Browsing through the May 6, 1933 issue of the New Yorker I was struck by this short story. It has a “voice” that you don’t hear these days, although it was one which was highly regarded when I was growing up. It’s sort of dispassionate, sort of removed, what you might call an objective voice. Matter-of-fact.
I’ve written a short story in this voice. I worked hard on it, trying to capture the intensity of an experience I’d had. When I had the thing written as clearly as I could, when I had honed and refined it until I felt like “yeah, this is it!” —-I gave it to another writer to check out. She said “it reads like stage directions.” Not so good, not the effect I was hoping for.
“The Short Life of Emily” is the sort of thing I was hoping for. I didn’t expect it in a magazine from 1933- I thought that this voice was something that only existed in the cool of the post-war 1940’s, early ’50’s. I suppose this piece was ahead of it’s time in that respect, but here it is, in good old-fashioned 1933.
My favorite moment in the story- the core of it- is this: “And this scene through which she is passing and has just passed is a scene… in her history as important, it might be, as Roncesvalles to Roland or Yorktown to General Washington and his aides.” The scene she is describing is the moment Emily notices that she is alive. The theme is something like the theme of Hemingway’s “The Short Happy Life of Francis Macomber,” which, I am surprised to see, was published three years later. Not that old Hem would have stolen this idea, of course- he was just working the same vein.

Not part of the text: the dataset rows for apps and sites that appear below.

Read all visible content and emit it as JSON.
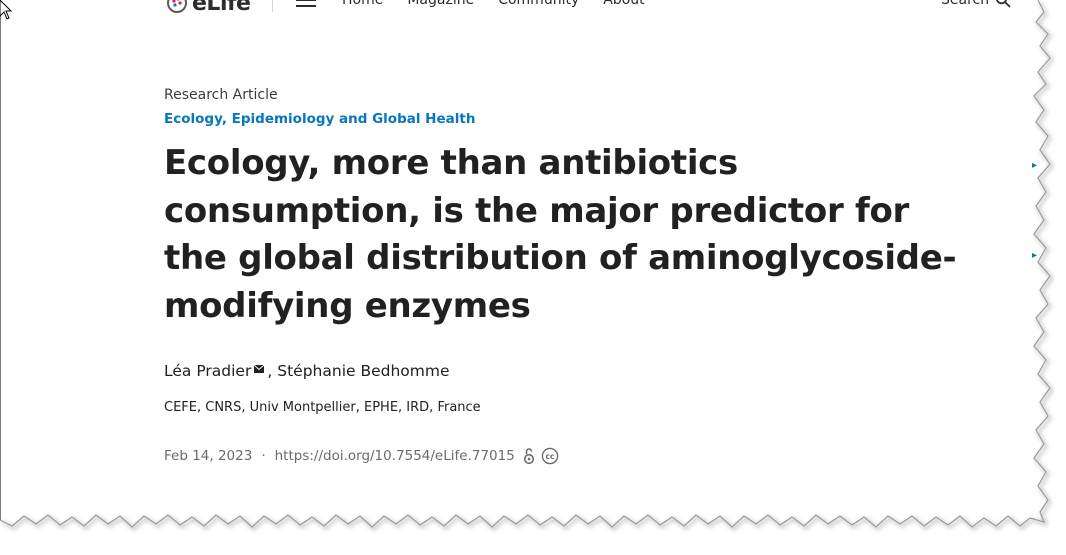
{
  "nav": {
    "logo_text": "eLife",
    "links": [
      "Home",
      "Magazine",
      "Community",
      "About"
    ],
    "search_label": "Search"
  },
  "article": {
    "type": "Research Article",
    "subject": "Ecology, Epidemiology and Global Health",
    "title": "Ecology, more than antibiotics consumption, is the major predictor for the global distribution of aminoglycoside-modifying enzymes",
    "authors": [
      {
        "name": "Léa Pradier",
        "has_email": true
      },
      {
        "name": "Stéphanie Bedhomme",
        "has_email": false
      }
    ],
    "author_separator": ",",
    "affiliation": "CEFE, CNRS, Univ Montpellier, EPHE, IRD, France",
    "date": "Feb 14, 2023",
    "separator": "·",
    "doi": "https://doi.org/10.7554/eLife.77015"
  },
  "icons": {
    "logo": "elife-logo-icon",
    "menu": "hamburger-menu-icon",
    "search": "search-icon",
    "email": "email-icon",
    "open_access": "open-access-icon",
    "license": "creative-commons-icon",
    "cursor": "mouse-cursor-icon"
  },
  "colors": {
    "link_blue": "#0877bd",
    "text": "#212121",
    "muted": "#6b6b6b"
  }
}
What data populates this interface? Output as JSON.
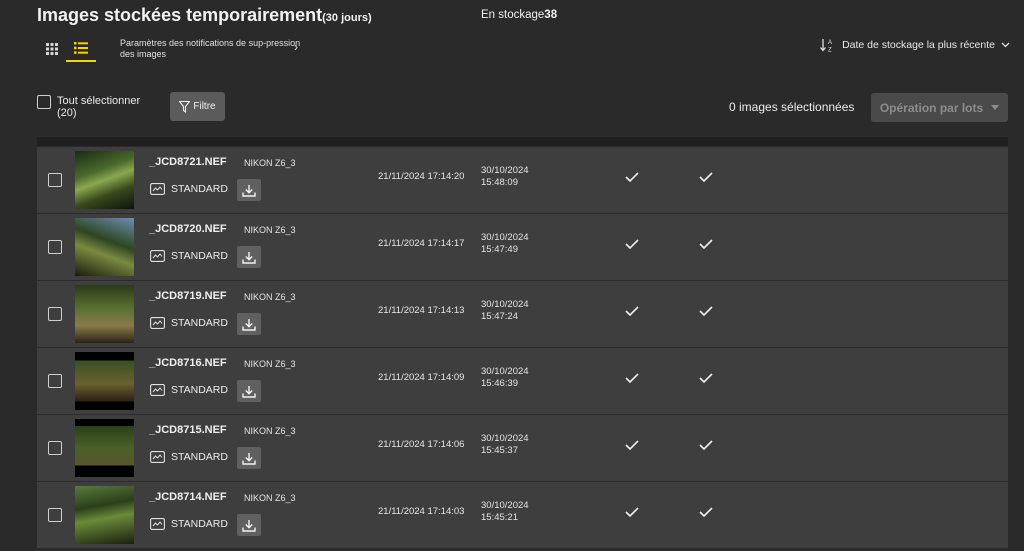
{
  "header": {
    "title": "Images stockées temporairement",
    "title_sub": "(30 jours)",
    "storage_label": "En stockage",
    "storage_count": "38"
  },
  "toolbar": {
    "notification_link": "Paramètres des notifications de sup-pression des images",
    "sort_label": "Date de stockage la plus récente"
  },
  "selection": {
    "select_all_label": "Tout sélectionner",
    "select_all_count": "(20)",
    "filter_label": "Filtre",
    "selected_count": "0 images sélectionnées",
    "batch_label": "Opération par lots"
  },
  "rows": [
    {
      "file": "_JCD8721.NEF",
      "camera": "NIKON Z6_3",
      "quality": "STANDARD",
      "stored": "21/11/2024 17:14:20",
      "shot_date": "30/10/2024",
      "shot_time": "15:48:09"
    },
    {
      "file": "_JCD8720.NEF",
      "camera": "NIKON Z6_3",
      "quality": "STANDARD",
      "stored": "21/11/2024 17:14:17",
      "shot_date": "30/10/2024",
      "shot_time": "15:47:49"
    },
    {
      "file": "_JCD8719.NEF",
      "camera": "NIKON Z6_3",
      "quality": "STANDARD",
      "stored": "21/11/2024 17:14:13",
      "shot_date": "30/10/2024",
      "shot_time": "15:47:24"
    },
    {
      "file": "_JCD8716.NEF",
      "camera": "NIKON Z6_3",
      "quality": "STANDARD",
      "stored": "21/11/2024 17:14:09",
      "shot_date": "30/10/2024",
      "shot_time": "15:46:39"
    },
    {
      "file": "_JCD8715.NEF",
      "camera": "NIKON Z6_3",
      "quality": "STANDARD",
      "stored": "21/11/2024 17:14:06",
      "shot_date": "30/10/2024",
      "shot_time": "15:45:37"
    },
    {
      "file": "_JCD8714.NEF",
      "camera": "NIKON Z6_3",
      "quality": "STANDARD",
      "stored": "21/11/2024 17:14:03",
      "shot_date": "30/10/2024",
      "shot_time": "15:45:21"
    }
  ],
  "colors": {
    "accent": "#f5d400",
    "background": "#2a2a2a",
    "row": "#3e3e3e"
  }
}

As usual, today’s post can be found here. But only for today.